Your instructions: Filter the lines below, keeping each one that holds "value".

*** Block opens ***

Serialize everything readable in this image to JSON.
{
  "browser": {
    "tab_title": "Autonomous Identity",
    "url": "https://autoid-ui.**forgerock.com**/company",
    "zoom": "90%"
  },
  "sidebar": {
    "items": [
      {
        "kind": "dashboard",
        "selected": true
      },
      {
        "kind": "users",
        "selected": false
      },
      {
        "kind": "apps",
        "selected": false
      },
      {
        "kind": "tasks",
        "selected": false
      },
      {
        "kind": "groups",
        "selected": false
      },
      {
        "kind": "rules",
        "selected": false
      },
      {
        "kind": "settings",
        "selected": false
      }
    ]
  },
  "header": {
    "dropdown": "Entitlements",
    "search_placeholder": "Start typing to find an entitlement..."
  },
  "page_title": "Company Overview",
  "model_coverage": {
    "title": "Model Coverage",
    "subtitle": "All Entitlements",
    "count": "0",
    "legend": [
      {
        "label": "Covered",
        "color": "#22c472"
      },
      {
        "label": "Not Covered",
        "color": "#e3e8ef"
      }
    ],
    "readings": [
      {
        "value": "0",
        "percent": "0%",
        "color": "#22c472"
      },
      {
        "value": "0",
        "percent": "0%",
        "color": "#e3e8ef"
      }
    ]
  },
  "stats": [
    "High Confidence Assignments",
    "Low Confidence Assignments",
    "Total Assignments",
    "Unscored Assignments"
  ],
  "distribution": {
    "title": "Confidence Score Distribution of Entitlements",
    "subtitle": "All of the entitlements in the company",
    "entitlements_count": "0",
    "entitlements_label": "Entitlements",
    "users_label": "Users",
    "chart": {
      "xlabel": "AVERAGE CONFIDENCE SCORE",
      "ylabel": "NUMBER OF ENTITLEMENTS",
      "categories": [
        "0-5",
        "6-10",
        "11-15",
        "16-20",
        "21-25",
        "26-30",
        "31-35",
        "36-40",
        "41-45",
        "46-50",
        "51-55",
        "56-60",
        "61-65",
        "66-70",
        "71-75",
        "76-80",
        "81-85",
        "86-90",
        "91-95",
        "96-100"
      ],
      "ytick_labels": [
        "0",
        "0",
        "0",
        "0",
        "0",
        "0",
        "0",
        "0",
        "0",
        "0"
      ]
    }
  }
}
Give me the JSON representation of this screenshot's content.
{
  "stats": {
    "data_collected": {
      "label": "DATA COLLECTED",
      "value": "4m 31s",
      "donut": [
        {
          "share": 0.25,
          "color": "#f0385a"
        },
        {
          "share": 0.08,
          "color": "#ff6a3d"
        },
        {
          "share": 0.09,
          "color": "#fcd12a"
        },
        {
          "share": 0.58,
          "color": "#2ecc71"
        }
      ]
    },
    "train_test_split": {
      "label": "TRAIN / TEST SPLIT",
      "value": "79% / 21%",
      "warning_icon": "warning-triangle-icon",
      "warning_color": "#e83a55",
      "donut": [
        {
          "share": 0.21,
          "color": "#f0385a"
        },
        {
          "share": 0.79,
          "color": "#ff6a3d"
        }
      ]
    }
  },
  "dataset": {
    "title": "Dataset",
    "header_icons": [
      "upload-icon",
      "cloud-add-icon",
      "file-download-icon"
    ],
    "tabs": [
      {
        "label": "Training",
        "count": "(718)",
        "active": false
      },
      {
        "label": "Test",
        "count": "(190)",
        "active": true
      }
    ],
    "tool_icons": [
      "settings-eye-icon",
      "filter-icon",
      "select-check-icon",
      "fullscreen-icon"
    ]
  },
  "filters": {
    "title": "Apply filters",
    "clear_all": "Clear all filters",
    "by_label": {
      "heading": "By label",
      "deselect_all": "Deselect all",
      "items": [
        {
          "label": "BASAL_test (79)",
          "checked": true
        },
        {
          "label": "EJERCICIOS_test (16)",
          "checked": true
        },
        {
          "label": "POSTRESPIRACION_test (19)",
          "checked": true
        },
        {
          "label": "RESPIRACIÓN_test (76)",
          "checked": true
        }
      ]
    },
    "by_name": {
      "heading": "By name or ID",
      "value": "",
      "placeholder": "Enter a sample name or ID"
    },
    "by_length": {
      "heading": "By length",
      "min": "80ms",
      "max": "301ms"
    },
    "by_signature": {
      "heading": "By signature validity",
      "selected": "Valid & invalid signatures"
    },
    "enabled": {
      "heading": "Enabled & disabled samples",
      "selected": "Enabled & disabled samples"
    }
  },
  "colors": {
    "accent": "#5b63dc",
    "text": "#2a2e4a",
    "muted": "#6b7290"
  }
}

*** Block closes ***

The answer:
        "value": "0",
        "value": "0",
      "value": "4m 31s",
      "value": "79% / 21%",
      "value": "",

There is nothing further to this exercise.